Kansas state Sen. Caryn Tyson is running for Congress, setting up a primary showdown between three Republican state lawmakers.
“I’m troubled that instead of truly listening and delivering results, too many in Washington are defending the status quo. Washington has failed us,” Tyson, a Parker Republican, said in a statement.
Tyson is pursuing the seat in Kansas’ 2nd congressional district, which covers wide swaths of eastern Kansas. U.S. Rep. Lynn Jenkins, the Topeka Republican who currently holds the seat, won’t run for re-election and Tyson is the third current state lawmaker to declare a campaign for the Republican nomination to succeed her.
State Sen. Steve Fitzgerald, a Leavenworth Republican, and state Rep. Kevin Jones, a Wellsville Republican, are both seeking the seat. All three have established themselves as conservative voices in the Legislature.
Never miss a local story.
Vernon Fields, a Basehor city councilman, has also announced a campaign as a Republican. On the Democratic side, former gubernatorial candidate Paul Davis launched a campaign earlier this month.
Tyson served as Senate tax chair during the 2017 legislative session, but ultimately voted against the bill that repealed Gov. Sam Brownback’s signature tax cuts.
During her six years in the Legislature, Tyson has distinguished herself as a proponent for stricter immigration rules and welfare requirements.
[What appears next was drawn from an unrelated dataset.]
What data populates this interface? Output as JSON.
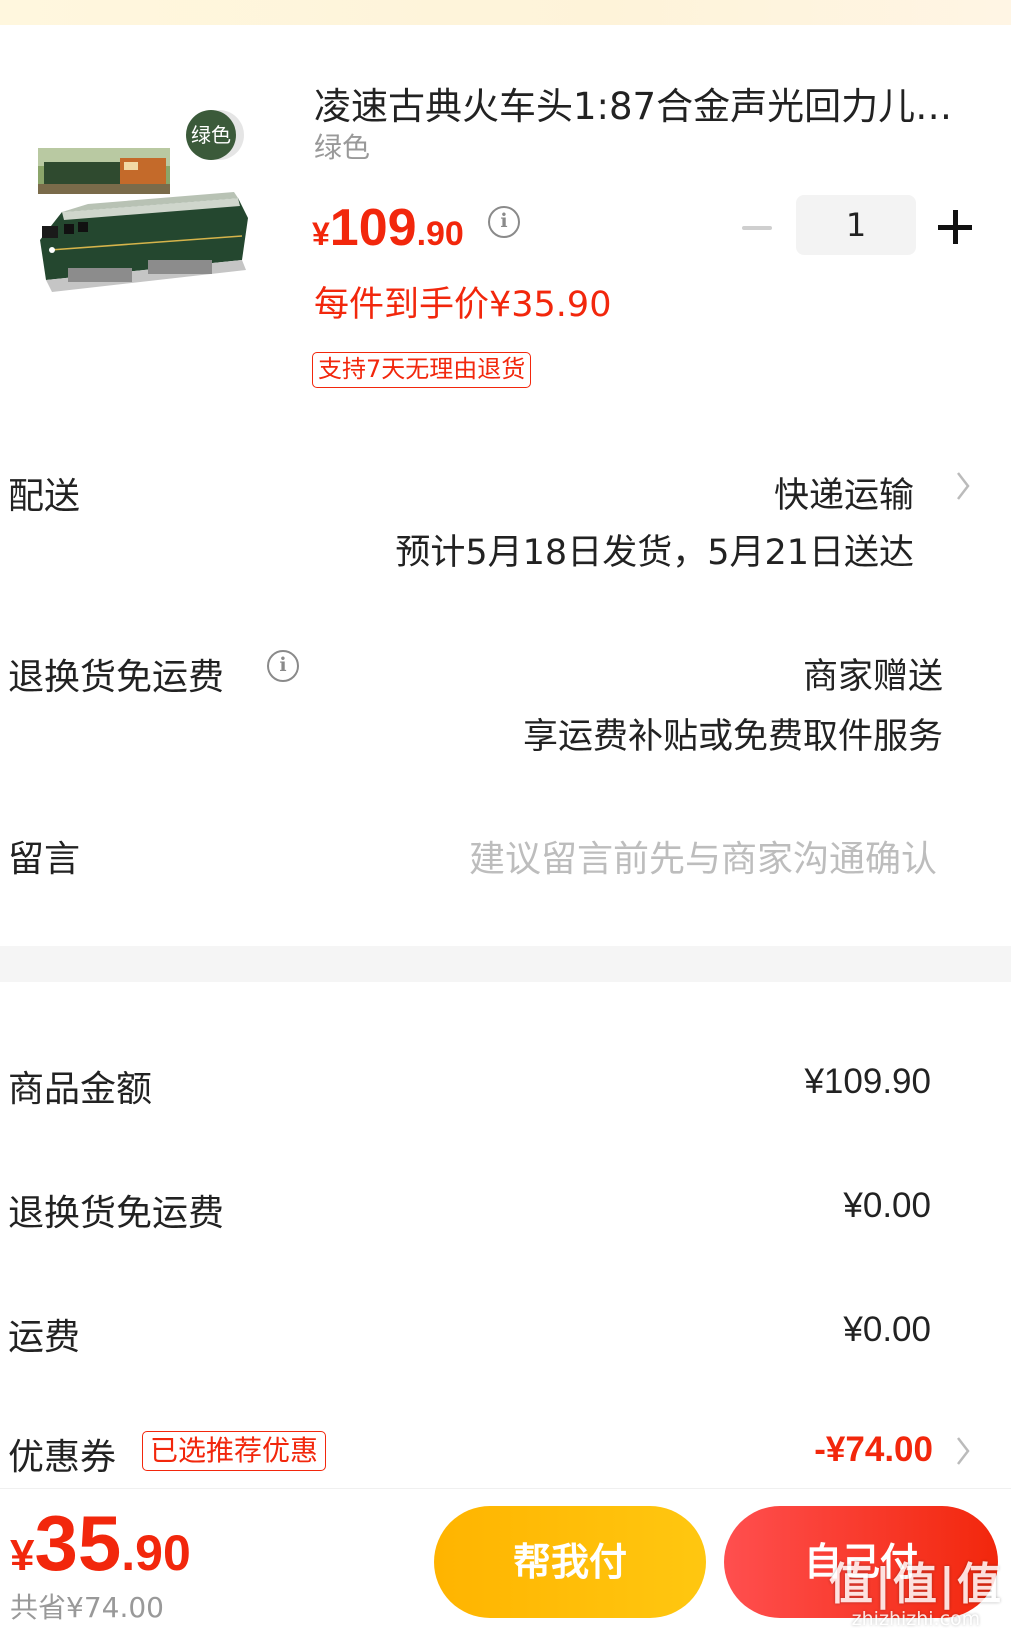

In 2015, she authored legislation that would have restricted welfare recipients from taking more than $25 out from an ATM with their benefits card.
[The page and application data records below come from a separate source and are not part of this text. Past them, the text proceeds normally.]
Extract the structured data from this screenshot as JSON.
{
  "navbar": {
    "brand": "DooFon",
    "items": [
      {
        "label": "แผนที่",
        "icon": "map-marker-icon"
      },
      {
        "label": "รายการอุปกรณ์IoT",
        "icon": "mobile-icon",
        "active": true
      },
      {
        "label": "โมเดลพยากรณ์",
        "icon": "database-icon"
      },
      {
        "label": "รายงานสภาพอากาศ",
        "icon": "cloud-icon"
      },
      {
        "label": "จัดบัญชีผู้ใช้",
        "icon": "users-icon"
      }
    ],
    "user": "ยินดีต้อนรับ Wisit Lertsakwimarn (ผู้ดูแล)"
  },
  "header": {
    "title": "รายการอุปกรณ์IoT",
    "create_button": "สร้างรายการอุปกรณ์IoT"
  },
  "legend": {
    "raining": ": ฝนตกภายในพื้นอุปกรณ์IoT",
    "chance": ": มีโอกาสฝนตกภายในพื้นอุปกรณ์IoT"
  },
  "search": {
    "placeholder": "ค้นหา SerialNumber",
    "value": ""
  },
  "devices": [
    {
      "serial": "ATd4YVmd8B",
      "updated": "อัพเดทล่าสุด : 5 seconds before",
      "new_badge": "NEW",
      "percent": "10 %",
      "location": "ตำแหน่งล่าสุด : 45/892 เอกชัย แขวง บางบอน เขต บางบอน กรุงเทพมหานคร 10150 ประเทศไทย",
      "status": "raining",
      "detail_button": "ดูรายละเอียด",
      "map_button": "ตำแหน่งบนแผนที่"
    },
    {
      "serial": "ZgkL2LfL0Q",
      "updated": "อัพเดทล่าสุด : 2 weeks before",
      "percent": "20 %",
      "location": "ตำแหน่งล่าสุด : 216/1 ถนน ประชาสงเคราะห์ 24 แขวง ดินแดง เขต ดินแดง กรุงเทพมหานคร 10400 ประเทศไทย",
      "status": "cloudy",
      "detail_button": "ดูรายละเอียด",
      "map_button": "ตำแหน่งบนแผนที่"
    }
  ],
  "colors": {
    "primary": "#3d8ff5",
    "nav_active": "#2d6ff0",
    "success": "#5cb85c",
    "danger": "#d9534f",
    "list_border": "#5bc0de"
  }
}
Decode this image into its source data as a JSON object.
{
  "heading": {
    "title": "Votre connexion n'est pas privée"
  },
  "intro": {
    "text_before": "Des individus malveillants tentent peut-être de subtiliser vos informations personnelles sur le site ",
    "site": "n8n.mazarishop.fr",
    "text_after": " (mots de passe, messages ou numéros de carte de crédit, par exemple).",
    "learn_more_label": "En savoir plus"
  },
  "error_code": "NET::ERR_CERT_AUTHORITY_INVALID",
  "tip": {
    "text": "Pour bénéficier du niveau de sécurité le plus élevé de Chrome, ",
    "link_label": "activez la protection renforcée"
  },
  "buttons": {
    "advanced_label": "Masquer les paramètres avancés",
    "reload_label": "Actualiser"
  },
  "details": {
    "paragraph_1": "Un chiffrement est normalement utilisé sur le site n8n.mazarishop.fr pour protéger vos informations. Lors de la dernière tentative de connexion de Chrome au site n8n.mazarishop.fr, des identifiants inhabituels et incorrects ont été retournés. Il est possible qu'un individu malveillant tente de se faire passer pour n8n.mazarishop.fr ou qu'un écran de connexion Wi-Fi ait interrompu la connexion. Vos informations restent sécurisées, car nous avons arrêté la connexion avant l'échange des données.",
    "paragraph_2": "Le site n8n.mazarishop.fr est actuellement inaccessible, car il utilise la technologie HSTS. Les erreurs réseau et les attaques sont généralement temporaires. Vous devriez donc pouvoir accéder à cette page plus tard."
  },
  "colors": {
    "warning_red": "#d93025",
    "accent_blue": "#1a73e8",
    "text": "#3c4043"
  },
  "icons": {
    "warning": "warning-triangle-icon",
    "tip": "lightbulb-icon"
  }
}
Kansas ultimately had to abandon the policy, which was signed into law and then quickly repealed, after the Star’s Washington bureau uncovered that the policy ran afoul of federal rules that require states to ensure adequate access to cash assistance for beneficiaries, putting millions of dollars in federal aid in jeopardy.
“The people of the 2nd district deserve better,” Tyson said in her campaign announcement. “We need to embrace the President’s call to repeal and replace Obamacare, secure our borders, and pass comprehensive tax reform to cut taxes.”
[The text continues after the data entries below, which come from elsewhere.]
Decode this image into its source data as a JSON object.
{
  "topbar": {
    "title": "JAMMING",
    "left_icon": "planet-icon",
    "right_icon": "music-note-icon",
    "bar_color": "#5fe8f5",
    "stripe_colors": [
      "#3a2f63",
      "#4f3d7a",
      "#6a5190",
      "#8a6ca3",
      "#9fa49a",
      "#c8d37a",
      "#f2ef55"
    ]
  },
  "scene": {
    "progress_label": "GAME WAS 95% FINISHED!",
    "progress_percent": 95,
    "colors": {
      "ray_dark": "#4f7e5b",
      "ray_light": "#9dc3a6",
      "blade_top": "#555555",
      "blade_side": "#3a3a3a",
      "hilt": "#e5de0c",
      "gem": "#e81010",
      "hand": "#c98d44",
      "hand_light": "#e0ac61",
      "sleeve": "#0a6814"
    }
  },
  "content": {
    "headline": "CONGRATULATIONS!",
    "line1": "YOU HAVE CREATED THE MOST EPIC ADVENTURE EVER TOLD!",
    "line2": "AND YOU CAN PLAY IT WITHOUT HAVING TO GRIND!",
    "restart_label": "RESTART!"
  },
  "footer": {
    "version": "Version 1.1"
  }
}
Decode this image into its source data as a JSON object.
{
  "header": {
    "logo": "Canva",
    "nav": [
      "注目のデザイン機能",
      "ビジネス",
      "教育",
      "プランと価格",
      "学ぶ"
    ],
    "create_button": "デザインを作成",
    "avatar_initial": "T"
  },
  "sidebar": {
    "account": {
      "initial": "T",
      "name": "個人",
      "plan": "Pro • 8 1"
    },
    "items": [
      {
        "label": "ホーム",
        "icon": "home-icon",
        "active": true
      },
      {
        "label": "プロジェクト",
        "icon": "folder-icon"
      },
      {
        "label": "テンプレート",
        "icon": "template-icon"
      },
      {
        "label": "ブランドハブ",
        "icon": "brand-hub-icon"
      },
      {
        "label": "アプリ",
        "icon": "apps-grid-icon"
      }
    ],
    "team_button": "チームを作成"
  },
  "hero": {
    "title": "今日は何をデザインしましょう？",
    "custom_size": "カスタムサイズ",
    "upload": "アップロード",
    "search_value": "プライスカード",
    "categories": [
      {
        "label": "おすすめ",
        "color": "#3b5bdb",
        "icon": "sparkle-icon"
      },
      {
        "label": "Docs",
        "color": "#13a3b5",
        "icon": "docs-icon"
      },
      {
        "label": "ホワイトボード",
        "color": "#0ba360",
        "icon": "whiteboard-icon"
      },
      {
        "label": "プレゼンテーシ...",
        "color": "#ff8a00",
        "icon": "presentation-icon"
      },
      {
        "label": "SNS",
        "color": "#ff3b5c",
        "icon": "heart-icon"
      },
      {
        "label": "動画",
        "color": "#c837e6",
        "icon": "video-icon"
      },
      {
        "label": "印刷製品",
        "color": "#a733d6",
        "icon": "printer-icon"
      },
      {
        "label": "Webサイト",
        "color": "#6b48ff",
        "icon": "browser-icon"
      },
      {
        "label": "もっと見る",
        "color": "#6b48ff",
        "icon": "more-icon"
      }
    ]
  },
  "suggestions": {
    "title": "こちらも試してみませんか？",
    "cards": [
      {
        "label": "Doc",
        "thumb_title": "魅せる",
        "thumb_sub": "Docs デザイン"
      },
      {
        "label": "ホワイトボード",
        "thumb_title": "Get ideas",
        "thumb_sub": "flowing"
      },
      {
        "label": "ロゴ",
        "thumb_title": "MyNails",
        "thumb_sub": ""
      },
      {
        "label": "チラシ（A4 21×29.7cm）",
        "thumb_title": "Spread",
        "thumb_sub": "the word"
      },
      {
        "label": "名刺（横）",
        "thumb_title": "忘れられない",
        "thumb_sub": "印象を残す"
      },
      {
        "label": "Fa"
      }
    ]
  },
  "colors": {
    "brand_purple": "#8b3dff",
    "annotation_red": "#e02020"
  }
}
Tyson operates a ranch with her husband and has worked in information technology for more than 25 years.
Contributing: Bryan Lowry of the Star